A group of asylum-seekers break the trek to rest at Tovarnik train station in Croatia. Photo: UNHCR/I. Pavicevic
“As long as this robust reception and screening capacity does not exist, the only ones who are in control of the situation are the smuggling networks whose unscrupulous activities have already cost the lives of nearly 3,500 people in the Mediterranean Sea this year,” the UN High Commissioner for Refugees (UNHCR) said in a joint statement with the UN Children’s Fund (UNICEF) and the International Organization for Migration (IOM).
“The current situation, if not addressed quickly and comprehensively, will lead to a fragmentation of the routes and additional challenges,” UNHCR spokesperson Adrian Edwards told the regular news briefing in Geneva in a statement on the refugee influx, which has seen hundreds of thousands of Syrians, Iraqis and Afghans pour into Greece from Turkey.
“Much more has to be done to crack down on smugglers and traffickers – but in ways that allow their victims to be protected,” he said, noting that in the last couple of days, Governments have instituted various restrictions against movements from Greece through the Western Balkans and further northwards, including profiling people the basis of nationality. “This is becoming increasingly untenable from every point of view – humanitarian, legal, and also safety related, not least in light of falling temperatures and the risks for children and others with specific needs,” he stressed.

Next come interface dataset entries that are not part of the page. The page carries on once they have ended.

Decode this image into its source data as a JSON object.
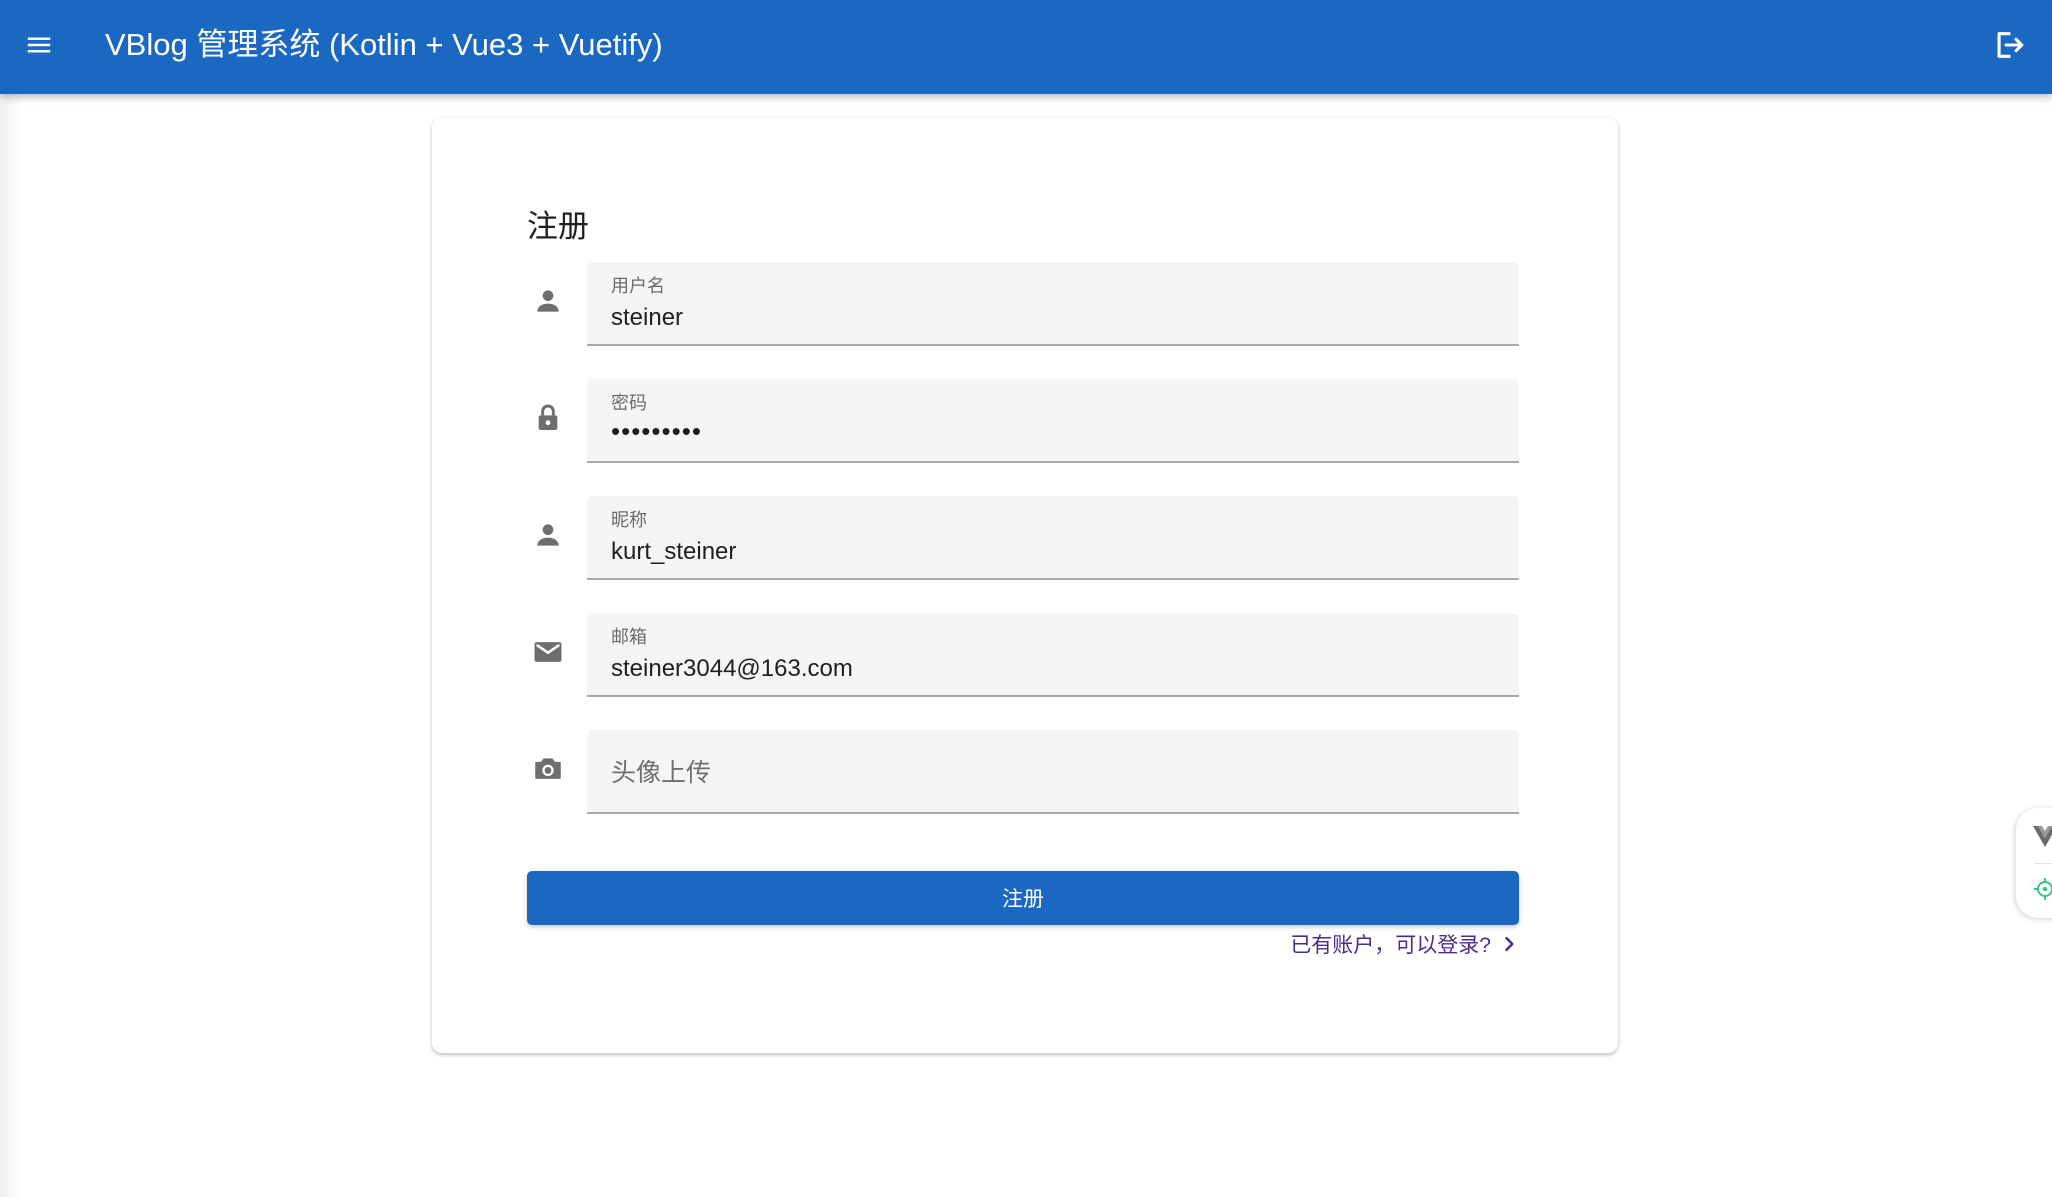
{
  "app_bar": {
    "title": "VBlog 管理系统 (Kotlin + Vue3 + Vuetify)",
    "menu_icon": "menu-icon",
    "logout_icon": "logout-icon",
    "color": "#1a68c2"
  },
  "form": {
    "title": "注册",
    "fields": [
      {
        "icon": "account-icon",
        "label": "用户名",
        "value": "steiner"
      },
      {
        "icon": "lock-icon",
        "label": "密码",
        "value": "•••••••••"
      },
      {
        "icon": "account-icon",
        "label": "昵称",
        "value": "kurt_steiner"
      },
      {
        "icon": "email-icon",
        "label": "邮箱",
        "value": "steiner3044@163.com"
      },
      {
        "icon": "camera-icon",
        "placeholder": "头像上传"
      }
    ],
    "submit_label": "注册",
    "login_link": "已有账户，可以登录?",
    "login_link_icon": "chevron-right-icon"
  },
  "side_widget": {
    "icons": [
      "vue-devtools-icon",
      "crosshair-icon"
    ]
  }
}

The measures are having a domino effect, leaving in total limbo refugees and migrants stranded at border points. UNHCR and IOM have been working with Governments to increase reception capacity in the affected countries, and install protection against winter conditions by providing blankets, winter clothing and other key items for basic needs.
UNICEF is supporting child friendly spaces in reception centres at border crossings along the Balkan routes, mobilizing for winter and working with governments to strengthen child protection systems for all children, including refugee and migrant children.
“But we remain concerned by a shortage of places to accommodate people along the route should the movement be slowed down and crowding result,” Mr. Edwards said. “There is urgent need to put in place additional reception capacity at the points of entry, to allow for decent and effective accommodation, compliance with child protection standards, assistance, registration and screening of the thousands of people arriving every day.”
This will help identify those who in need of protection, those to be relocated to other European countries, and people who do not qualify for refugee protection and for whom effective and dignified return mechanisms have to be put in place.
“As urgent, is the need to give people uprooted by violent conflicts safe, legal avenues, such as resettlement, humanitarian admission and family reunion, as alternatives to the chaotic and dangerous smuggling routes they are forced to take today to reach safety,” Mr. Edwards said.
At the same briefing, UNICEF’s Sarah Crowe said that last week, she had been at the Slovenia-Austria and Slovenia-Croatia border and there were large number of families who would stuck for hours in a no man’s land there leaving children at heightened risk when temperatures plummeted. They had put up tents now. She noted that the number of children was growing, and while in June it was one in 10 migrants and refugees was a child, while in October was one in three.